Prolific might not be the best word to describe a band without a full-length release, yet with 6 items in their discography, including demos, EPs, splits and compilations over the past 2 years, California’s Draghkar have been very active to say the least. They appear to have utilized all possible resources to produce what I believe to be their best material to date. “Beyond Despair, the Dawn of Rebirth” is an eight minute blast of thrashy Death Metal that sets the bar high for their upcoming full length, “At the Crossroads of Infinity”.
The prevailing trend over the past year or two (which is becoming wearisome to some nerds), has seen early 90’s Sweden, Finland and Florida as predominant reference points. However, there are a number of bands diverging from this paradigm. Casting aside dogmatic and constraining rules pertaining to subgenre compartmentalization. Reaching even further into the past to augment their pool of inspiration.

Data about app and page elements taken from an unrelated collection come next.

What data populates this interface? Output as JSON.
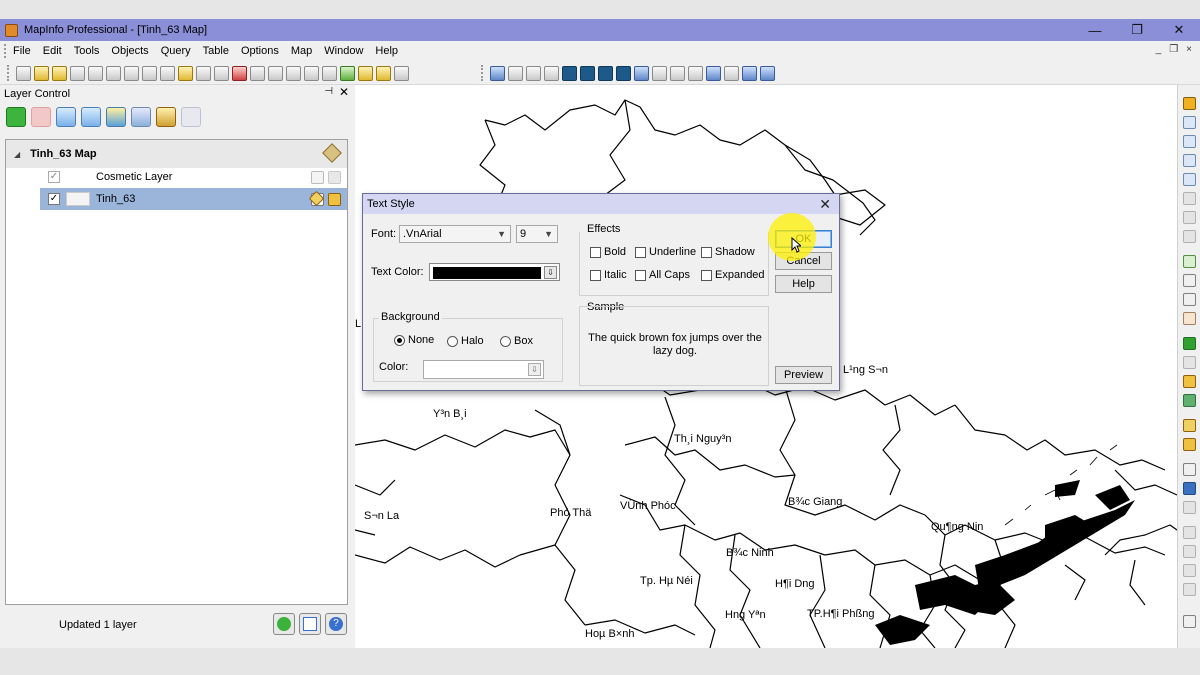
{
  "window": {
    "title": "MapInfo Professional - [Tinh_63 Map]",
    "controls": [
      "—",
      "❐",
      "✕"
    ]
  },
  "menu": {
    "items": [
      "File",
      "Edit",
      "Tools",
      "Objects",
      "Query",
      "Table",
      "Options",
      "Map",
      "Window",
      "Help"
    ],
    "mdi_controls": [
      "_",
      "❐",
      "×"
    ]
  },
  "layer_control": {
    "title": "Layer Control",
    "pin": "⊣",
    "close": "✕",
    "map_name": "Tinh_63 Map",
    "layers": [
      {
        "name": "Cosmetic Layer",
        "checked": true
      },
      {
        "name": "Tinh_63",
        "checked": true
      }
    ],
    "status": "Updated 1 layer"
  },
  "dialog": {
    "title": "Text Style",
    "close": "✕",
    "font_label": "Font:",
    "font_value": ".VnArial",
    "size_value": "9",
    "text_color_label": "Text Color:",
    "text_color": "#000000",
    "background": {
      "label": "Background",
      "options": [
        "None",
        "Halo",
        "Box"
      ],
      "selected": "None",
      "color_label": "Color:"
    },
    "effects": {
      "label": "Effects",
      "options": [
        "Bold",
        "Underline",
        "Shadow",
        "Italic",
        "All Caps",
        "Expanded"
      ]
    },
    "sample": {
      "label": "Sample",
      "text": "The quick brown fox jumps over the lazy dog."
    },
    "buttons": {
      "ok": "OK",
      "cancel": "Cancel",
      "help": "Help",
      "preview": "Preview"
    }
  },
  "map": {
    "labels": [
      {
        "text": "L",
        "cls": "l1"
      },
      {
        "text": "Y³n B¸i",
        "cls": "l2"
      },
      {
        "text": "L¹ng S¬n",
        "cls": "l3"
      },
      {
        "text": "Th¸i Nguy³n",
        "cls": "l4"
      },
      {
        "text": "S¬n La",
        "cls": "l5"
      },
      {
        "text": "Phó Thä",
        "cls": "l6"
      },
      {
        "text": "VÜnh Phóc",
        "cls": "l7"
      },
      {
        "text": "B¾c Giang",
        "cls": "l8"
      },
      {
        "text": "Qu¶ng Nin",
        "cls": "l9"
      },
      {
        "text": "B¾c Ninh",
        "cls": "l10"
      },
      {
        "text": "Tp. Hµ Néi",
        "cls": "l11"
      },
      {
        "text": "H¶i D­ng",
        "cls": "l12"
      },
      {
        "text": "Hng Yªn",
        "cls": "l13"
      },
      {
        "text": "TP.H¶i Phßng",
        "cls": "l14"
      },
      {
        "text": "Hoµ B×nh",
        "cls": "l15"
      }
    ]
  },
  "colors": {
    "titlebar": "#8b8fd8",
    "selection": "#9bb5da",
    "ok_focus": "#3c7fd0",
    "highlight": "#fff000"
  }
}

They are referencing increasingly arcane and obscure dialects with esoteric and enigmatic characteristics from the late 80’s. An era before clear stylistic markers defined Black Metal, Thrash and Death Metal as isolated entities.
Sweden’s Morbus Chron displayed this intoxicating approach several years ago, incorporating dark, cold and enthralling melodies while deftly maneuvering between varying mixtures of Thrash, Doom, Death and Black Metal. This unfettered approach seems to be catching on globally. We have seen some excellent releases in this vein from Santa Fe, New Mexico’s Superstition, Finland’s Ghastly and Norway’s Obliteration (who in my opinion gave us the best album of 2018 with “Cenotaph Obscure”).

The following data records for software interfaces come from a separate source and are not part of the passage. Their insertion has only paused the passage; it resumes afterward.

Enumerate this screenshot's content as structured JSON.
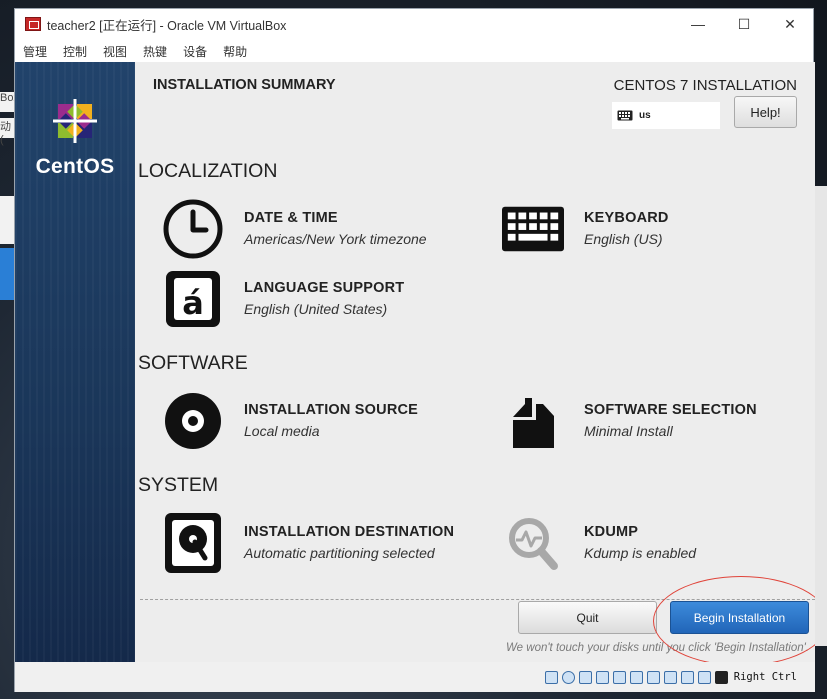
{
  "window": {
    "title": "teacher2 [正在运行] - Oracle VM VirtualBox",
    "controls": {
      "minimize": "—",
      "maximize": "☐",
      "close": "✕"
    }
  },
  "menu": [
    "管理",
    "控制",
    "视图",
    "热键",
    "设备",
    "帮助"
  ],
  "desktop_fragments": [
    "Box",
    "动("
  ],
  "installer": {
    "brand": "CentOS",
    "header_title": "INSTALLATION SUMMARY",
    "product": "CENTOS 7 INSTALLATION",
    "keyboard_layout": "us",
    "help_label": "Help!",
    "sections": {
      "localization": "LOCALIZATION",
      "software": "SOFTWARE",
      "system": "SYSTEM"
    },
    "spokes": {
      "datetime": {
        "title": "DATE & TIME",
        "status": "Americas/New York timezone",
        "icon": "clock-icon"
      },
      "keyboard": {
        "title": "KEYBOARD",
        "status": "English (US)",
        "icon": "keyboard-icon"
      },
      "language": {
        "title": "LANGUAGE SUPPORT",
        "status": "English (United States)",
        "icon": "language-icon"
      },
      "source": {
        "title": "INSTALLATION SOURCE",
        "status": "Local media",
        "icon": "disc-icon"
      },
      "selection": {
        "title": "SOFTWARE SELECTION",
        "status": "Minimal Install",
        "icon": "package-icon"
      },
      "destination": {
        "title": "INSTALLATION DESTINATION",
        "status": "Automatic partitioning selected",
        "icon": "harddisk-icon"
      },
      "kdump": {
        "title": "KDUMP",
        "status": "Kdump is enabled",
        "icon": "kdump-search-icon"
      }
    },
    "quit_label": "Quit",
    "begin_label": "Begin Installation",
    "hint": "We won't touch your disks until you click 'Begin Installation'."
  },
  "statusbar": {
    "host_key": "Right Ctrl"
  },
  "colors": {
    "accent": "#2a6fc4",
    "sidebar": "#1d3b60",
    "annotation": "#e0443a"
  }
}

“Beyond Despair, the Dawn of Rebirth” immediately demands attention as new lead guitarist K.S. Kuciemba’s incendiary solo fires out of the gate, seamlessly transitioning into pounding blast beats overlayed with tremolo guitar licks. Forays into romping, nearly playful segments occasionally arise and, upon return to attack mode, only seem to amplify the tenacious quality of the composition.

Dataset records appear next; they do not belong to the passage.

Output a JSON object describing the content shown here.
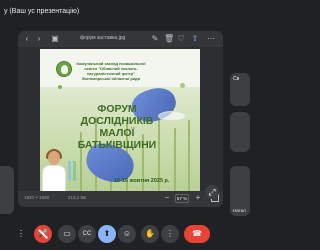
{
  "top_bar": {
    "presenter_title": "у (Ваш ус презентацію)"
  },
  "viewer": {
    "file_name": "форум заставка.jpg",
    "zoom_value": "57 %",
    "bottom_info_left": "1920 × 1080",
    "bottom_info_mid": "213,1 КБ"
  },
  "slide": {
    "org_text": "Комунальний заклад позашкільної освіти \"Обласний еколого-натуралістичний центр\" Житомирської обласної ради",
    "headline": "ФОРУМ ДОСЛІДНИКІВ МАЛОЇ БАТЬКІВЩИНИ",
    "date": "15-16 жовтня 2025 р."
  },
  "tiles": {
    "right_top_label": "Св",
    "right_mid_label": "",
    "right_bottom_label": "Натал",
    "bottom_left_label": ""
  },
  "controls": {
    "more_label": "⋮",
    "mic_label": "🎤",
    "camera_label": "▭",
    "captions_label": "CC",
    "present_label": "⬆",
    "reactions_label": "☺",
    "raise_hand_label": "✋",
    "more_options_label": "⋮",
    "end_call_label": "☎"
  },
  "colors": {
    "background": "#202124",
    "tile": "#3c4043",
    "accent_blue": "#8ab4f8",
    "danger_red": "#ea4335",
    "slide_green": "#3e6b24"
  }
}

The urgent, almost dire, pacing and song structure continues in the second track. The tenor of “Pursued by Black Forms” exudes darker emanations and would serve well as the backdrop for a raging and turbulent hellride through a tempest of black ash and molten rain.
Thrash-infused, maleficent riffs full of vehemence gash their way through the demo. Skillful guitar-work is omnipresent, and while maybe a bit too flashy at times, absolutely conforms to the unremitting and exuberant overtones of the demo. If you ever wondered what Ghost Rider might listen to while vengefully and righteously thrashing the iniquitous with barbed chains astride his fire-engulfed motorcycle, this could be it.
The aura of the late 80’s is nearly palpable on this demo, but perhaps one of the most notable influences may come from very early material from Greek legends Septic Flesh. Specifically the 1990 demo, “Forgotten Path” and 1991 EP, “Temple of the Lost Race”. Prior to the incorporation of symphonic elements, they spewed a venomous mixture of thrashy, black death akin to what is displayed by Draghkar.
Vocalist and Guitarist Brandon Corsair has led the band through a number of lineup changes over the past two years, steering Draghkar toward the ideal formula moving forward. He has noted that the intent of this demo was not only to debut the new lineup, but to court record labels for support prior to recording their upcoming full length. Well played Brandon…you just drove a Corvette filled with booze, condoms and a waterbed to the dance. If this demo did not grab the attention of any labels, I am not sure what will. (Chris Topher MC)